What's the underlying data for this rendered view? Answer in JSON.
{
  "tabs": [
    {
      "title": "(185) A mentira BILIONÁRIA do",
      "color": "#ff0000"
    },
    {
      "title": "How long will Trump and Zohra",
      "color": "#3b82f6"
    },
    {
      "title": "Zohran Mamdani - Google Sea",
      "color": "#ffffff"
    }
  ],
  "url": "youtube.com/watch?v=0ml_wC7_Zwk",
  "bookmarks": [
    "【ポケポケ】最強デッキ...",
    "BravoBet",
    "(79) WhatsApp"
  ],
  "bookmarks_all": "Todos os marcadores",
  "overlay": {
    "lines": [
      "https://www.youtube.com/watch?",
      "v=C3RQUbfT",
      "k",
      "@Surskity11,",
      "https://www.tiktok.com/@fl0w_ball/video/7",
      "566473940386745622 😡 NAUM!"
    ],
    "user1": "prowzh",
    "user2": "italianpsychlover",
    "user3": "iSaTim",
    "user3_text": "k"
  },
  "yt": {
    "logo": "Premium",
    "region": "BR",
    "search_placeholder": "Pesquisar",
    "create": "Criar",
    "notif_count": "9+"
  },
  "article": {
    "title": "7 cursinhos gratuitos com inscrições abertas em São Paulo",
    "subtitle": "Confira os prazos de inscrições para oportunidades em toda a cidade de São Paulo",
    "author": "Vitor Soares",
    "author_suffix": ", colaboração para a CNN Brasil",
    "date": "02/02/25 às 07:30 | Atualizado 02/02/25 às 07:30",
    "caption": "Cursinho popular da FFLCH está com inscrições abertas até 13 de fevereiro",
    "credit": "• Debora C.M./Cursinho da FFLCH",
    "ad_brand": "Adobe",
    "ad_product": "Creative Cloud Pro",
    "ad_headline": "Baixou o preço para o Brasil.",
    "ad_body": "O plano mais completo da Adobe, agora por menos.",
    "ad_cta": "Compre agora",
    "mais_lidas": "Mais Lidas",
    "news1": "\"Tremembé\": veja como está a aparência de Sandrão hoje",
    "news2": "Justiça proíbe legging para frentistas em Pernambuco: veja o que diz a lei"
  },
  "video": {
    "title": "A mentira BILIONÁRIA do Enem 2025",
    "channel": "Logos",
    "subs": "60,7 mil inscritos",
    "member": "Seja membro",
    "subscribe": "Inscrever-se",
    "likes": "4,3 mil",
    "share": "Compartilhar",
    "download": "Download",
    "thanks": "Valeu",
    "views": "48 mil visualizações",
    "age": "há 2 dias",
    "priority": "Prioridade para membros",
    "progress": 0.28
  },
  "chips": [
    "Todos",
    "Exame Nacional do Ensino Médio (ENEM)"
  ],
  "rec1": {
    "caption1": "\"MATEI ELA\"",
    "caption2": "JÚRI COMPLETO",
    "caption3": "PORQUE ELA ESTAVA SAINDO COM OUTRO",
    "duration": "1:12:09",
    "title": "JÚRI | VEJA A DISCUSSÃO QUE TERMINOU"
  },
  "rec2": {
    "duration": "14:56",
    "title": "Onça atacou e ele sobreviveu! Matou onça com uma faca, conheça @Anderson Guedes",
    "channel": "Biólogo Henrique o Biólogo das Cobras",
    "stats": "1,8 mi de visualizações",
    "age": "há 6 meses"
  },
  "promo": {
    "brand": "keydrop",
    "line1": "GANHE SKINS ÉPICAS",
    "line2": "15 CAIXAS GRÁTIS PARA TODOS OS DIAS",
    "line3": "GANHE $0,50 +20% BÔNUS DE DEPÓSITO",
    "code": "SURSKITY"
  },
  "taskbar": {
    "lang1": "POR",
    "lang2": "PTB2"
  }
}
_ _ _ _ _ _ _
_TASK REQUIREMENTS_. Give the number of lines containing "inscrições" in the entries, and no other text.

_ANSWER SECTION_. 3